For Phoenix, the lineup behind Laricchia is deep. Dragons' have a league-high four players who reached the 20-goal plateau this season. Tyler Koressel and Danny Marmorstein both had more than 30 goals for Phoenix while Marmorstein also notched more than 50 assists. The offense also gets clutch contributions from Duane Jones, who had 28 goals this year, and Josh Joles, who had 10 goals, 3 of which were game winners. Defensively, Dragons are backed by Justin Maroon and Alex Dodt. Maroon also showed his ability to contribute offensively with 2 huge goals in the Dragons' series clinching victory over Southside Snipers in the Western Conference final. The ability of the Dragons to get scoring from all angles was shown in their Game 2 win over Southside, in which all 8 Dragons players contributed a goal. Between the pipes, O'Reilly calmly backs up the deadly Dragons offense. He is also known to contribute to the attack as his 8 points this season led all PIHA goalies.

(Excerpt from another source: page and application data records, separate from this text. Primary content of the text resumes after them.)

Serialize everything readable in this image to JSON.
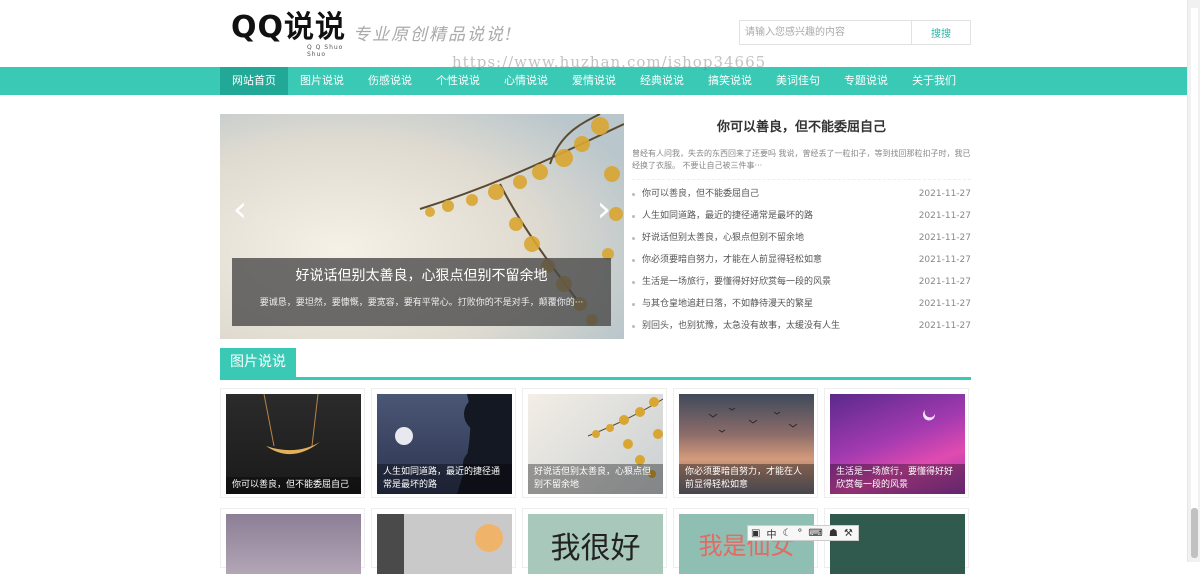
{
  "header": {
    "logo_text": "QQ说说",
    "logo_sub": "Q Q Shuo Shuo",
    "slogan": "专业原创精品说说!",
    "search_placeholder": "请输入您感兴趣的内容",
    "search_button": "搜搜"
  },
  "watermark": "https://www.huzhan.com/ishop34665",
  "nav": {
    "items": [
      {
        "label": "网站首页"
      },
      {
        "label": "图片说说"
      },
      {
        "label": "伤感说说"
      },
      {
        "label": "个性说说"
      },
      {
        "label": "心情说说"
      },
      {
        "label": "爱情说说"
      },
      {
        "label": "经典说说"
      },
      {
        "label": "搞笑说说"
      },
      {
        "label": "美词佳句"
      },
      {
        "label": "专题说说"
      },
      {
        "label": "关于我们"
      }
    ],
    "active_index": 0
  },
  "slider": {
    "caption_title": "好说话但别太善良，心狠点但别不留余地",
    "caption_desc": "要诚恳，要坦然，要慷慨，要宽容，要有平常心。打败你的不是对手，颠覆你的···",
    "prev_arrow": "‹",
    "next_arrow": "›"
  },
  "feature": {
    "title": "你可以善良，但不能委屈自己",
    "summary": "曾经有人问我，失去的东西回来了还要吗 我说，曾经丢了一粒扣子，等到找回那粒扣子时，我已经换了衣服。      不要让自己被三件事···"
  },
  "news": [
    {
      "title": "你可以善良，但不能委屈自己",
      "date": "2021-11-27"
    },
    {
      "title": "人生如同道路，最近的捷径通常是最坏的路",
      "date": "2021-11-27"
    },
    {
      "title": "好说话但别太善良，心狠点但别不留余地",
      "date": "2021-11-27"
    },
    {
      "title": "你必须要暗自努力，才能在人前显得轻松如意",
      "date": "2021-11-27"
    },
    {
      "title": "生活是一场旅行，要懂得好好欣赏每一段的风景",
      "date": "2021-11-27"
    },
    {
      "title": "与其仓皇地追赶日落，不如静待漫天的繁星",
      "date": "2021-11-27"
    },
    {
      "title": "别回头，也别犹豫，太急没有故事，太缓没有人生",
      "date": "2021-11-27"
    }
  ],
  "section": {
    "title": "图片说说"
  },
  "cards": [
    {
      "caption": "你可以善良，但不能委屈自己"
    },
    {
      "caption": "人生如同道路，最近的捷径通常是最坏的路"
    },
    {
      "caption": "好说话但别太善良，心狠点但别不留余地"
    },
    {
      "caption": "你必须要暗自努力，才能在人前显得轻松如意"
    },
    {
      "caption": "生活是一场旅行，要懂得好好欣赏每一段的风景"
    }
  ],
  "second_row_texts": {
    "c3": "我很好",
    "c4": "我是仙女"
  },
  "ime": {
    "mode": "中"
  },
  "colors": {
    "accent": "#39c9b5",
    "nav_active": "#22a896"
  }
}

Both of these teams have come down a long road to get to this point. Connecticut began the season as a favorite to win the East and they did not disappoint. The Blaze compiled an incredible 28-2-2 regular season record, good enough for the top seed in the Eastern Conference and the third-best record in all of PIHA. In divisional playoffs, Connecticut swept Massachusetts Bombers in the semifinal then earned a hard-fought division title with a 2 games to 1 series victory over Long Island 495ers. Moving onto the conference playoffs in Waldorf, MD, the Blaze came out on fire by sweeping a very talented South Carolina Pirates team in the semifinal. In the Eastern Conference final it would be a titanic rematch between Connecticut and Philadelphia Growl. The best of 5 series went back and forth, back and forth, stretching to the limit before Connecticut knocked off the Growl in Game 5, for the second straight season.
Phoenix led the brand new Southwest Division all year long, finishing with a 26-6-0 record. In the divisional final, the Dragons ousted Tucson Desperados handily, sweeping the best of 3 series to clinch the division title. In San Jose, CA, Dragons came up against the upstart Northern California Mustangs, fresh off an upset victory in their divisional playoffs. Playing in front of a loud home crowd, the Mustangs pushed the Dragons to the brink of elimination but Phoenix came out on top 2 games to 1. In the conference final, the Dragons surprised everyone by jumping all over the defending conference champion Snipers, winning the first 2 games of the series by a combined score of 14-5. After a few overtime battles on day two, Phoenix came out on top 3 games to 1 over Southside to punch their ticket to Colorado Springs.
So now the table is set. Experience versus youth, the well-known favorite versus the expansion-team underdog. However you may bill this matchup, it will surely be an incredible series. This weekend a new champion will be crowned in the PIHA. Will it be the Connecticut Blaze? Or will it be the Phoenix Dragons?